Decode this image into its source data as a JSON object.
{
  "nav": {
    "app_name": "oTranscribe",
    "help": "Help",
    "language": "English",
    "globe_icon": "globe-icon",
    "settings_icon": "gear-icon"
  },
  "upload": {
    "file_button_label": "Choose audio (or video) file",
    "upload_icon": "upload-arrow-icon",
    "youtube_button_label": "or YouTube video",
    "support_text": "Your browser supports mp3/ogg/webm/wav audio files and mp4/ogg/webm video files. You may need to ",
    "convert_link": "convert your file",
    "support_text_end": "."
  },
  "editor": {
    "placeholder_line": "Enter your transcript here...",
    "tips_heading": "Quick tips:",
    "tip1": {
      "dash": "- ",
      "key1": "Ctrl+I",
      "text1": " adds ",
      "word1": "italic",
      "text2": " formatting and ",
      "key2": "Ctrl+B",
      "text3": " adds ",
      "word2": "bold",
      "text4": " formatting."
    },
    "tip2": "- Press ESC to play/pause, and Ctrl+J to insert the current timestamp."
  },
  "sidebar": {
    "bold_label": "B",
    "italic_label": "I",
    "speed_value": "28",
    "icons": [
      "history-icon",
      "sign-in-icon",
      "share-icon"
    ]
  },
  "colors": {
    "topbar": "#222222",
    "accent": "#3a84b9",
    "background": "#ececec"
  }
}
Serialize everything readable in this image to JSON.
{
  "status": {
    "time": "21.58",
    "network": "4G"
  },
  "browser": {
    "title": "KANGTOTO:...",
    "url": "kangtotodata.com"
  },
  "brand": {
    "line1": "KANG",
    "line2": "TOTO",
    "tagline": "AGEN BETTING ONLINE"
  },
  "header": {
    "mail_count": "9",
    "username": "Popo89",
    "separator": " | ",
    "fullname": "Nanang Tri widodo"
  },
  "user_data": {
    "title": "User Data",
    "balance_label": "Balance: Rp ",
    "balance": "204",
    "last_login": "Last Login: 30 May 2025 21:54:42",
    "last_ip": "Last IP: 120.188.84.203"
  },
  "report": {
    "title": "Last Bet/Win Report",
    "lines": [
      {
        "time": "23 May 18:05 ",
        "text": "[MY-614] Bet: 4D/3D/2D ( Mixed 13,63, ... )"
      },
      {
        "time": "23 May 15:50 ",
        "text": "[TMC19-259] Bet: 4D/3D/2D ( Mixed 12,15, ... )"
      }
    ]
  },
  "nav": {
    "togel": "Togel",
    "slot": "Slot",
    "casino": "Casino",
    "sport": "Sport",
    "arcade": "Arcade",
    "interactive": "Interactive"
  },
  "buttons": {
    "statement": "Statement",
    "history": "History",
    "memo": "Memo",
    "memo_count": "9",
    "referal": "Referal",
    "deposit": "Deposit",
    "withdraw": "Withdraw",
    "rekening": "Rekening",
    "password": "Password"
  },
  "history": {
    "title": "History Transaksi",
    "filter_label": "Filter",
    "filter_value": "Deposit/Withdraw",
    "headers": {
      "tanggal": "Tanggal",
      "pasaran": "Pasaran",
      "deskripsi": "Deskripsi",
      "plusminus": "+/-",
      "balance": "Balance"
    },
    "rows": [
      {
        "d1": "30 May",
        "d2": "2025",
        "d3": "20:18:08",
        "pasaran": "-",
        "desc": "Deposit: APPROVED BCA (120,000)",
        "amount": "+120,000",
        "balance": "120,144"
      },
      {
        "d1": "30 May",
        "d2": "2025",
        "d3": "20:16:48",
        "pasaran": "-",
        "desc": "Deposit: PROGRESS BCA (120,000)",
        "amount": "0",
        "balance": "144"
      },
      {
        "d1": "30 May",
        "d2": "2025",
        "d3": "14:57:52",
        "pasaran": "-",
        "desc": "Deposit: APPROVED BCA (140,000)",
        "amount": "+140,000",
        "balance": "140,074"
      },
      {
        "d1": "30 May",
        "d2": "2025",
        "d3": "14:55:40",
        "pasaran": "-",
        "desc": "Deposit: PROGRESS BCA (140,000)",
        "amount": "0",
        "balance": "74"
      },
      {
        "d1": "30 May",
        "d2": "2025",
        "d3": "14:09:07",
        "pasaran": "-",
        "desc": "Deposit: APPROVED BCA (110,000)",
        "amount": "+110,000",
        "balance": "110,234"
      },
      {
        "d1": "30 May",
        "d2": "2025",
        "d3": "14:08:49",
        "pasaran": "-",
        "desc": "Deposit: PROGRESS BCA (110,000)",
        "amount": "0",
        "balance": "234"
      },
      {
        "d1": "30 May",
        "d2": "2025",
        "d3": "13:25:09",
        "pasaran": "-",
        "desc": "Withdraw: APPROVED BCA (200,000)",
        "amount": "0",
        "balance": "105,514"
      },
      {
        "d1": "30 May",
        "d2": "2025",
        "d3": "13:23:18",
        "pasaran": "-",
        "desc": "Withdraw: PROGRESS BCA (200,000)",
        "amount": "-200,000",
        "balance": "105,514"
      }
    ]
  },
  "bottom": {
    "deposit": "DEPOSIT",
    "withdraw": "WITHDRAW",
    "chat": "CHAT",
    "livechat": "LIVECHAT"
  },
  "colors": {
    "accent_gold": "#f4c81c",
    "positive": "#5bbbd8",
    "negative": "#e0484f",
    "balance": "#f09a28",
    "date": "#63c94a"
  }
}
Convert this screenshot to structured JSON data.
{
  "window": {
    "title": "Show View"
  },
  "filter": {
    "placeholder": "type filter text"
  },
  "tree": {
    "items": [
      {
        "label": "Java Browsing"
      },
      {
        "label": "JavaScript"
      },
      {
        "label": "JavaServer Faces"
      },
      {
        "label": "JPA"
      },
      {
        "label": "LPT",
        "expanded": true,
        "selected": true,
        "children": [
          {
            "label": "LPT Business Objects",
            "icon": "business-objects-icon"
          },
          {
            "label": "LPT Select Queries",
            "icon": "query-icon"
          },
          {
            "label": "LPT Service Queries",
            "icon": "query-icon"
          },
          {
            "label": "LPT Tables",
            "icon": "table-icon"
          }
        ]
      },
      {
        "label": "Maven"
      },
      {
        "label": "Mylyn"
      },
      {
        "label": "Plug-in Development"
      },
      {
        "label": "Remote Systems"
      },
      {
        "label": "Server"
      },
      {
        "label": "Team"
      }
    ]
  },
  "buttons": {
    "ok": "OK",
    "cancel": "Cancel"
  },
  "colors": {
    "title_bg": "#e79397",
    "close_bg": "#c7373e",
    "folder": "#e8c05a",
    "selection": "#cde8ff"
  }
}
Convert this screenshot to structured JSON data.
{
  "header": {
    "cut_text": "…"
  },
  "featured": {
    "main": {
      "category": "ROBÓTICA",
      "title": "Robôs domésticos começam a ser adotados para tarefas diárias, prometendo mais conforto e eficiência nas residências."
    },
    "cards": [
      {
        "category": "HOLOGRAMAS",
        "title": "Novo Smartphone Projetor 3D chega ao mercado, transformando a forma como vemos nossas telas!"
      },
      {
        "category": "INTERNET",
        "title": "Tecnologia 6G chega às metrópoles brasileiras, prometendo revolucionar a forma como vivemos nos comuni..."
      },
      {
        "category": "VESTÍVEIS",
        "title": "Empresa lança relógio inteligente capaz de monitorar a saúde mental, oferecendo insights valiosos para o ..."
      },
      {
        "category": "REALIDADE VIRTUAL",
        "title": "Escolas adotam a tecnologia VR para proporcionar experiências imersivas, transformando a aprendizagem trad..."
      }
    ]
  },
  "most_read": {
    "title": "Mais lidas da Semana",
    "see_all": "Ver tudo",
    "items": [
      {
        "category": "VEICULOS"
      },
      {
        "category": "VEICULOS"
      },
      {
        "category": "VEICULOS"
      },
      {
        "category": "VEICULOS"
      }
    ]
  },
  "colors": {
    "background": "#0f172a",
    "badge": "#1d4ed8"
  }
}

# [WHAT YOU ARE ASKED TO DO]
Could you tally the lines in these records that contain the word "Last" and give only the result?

# [ANSWER SECTION]
3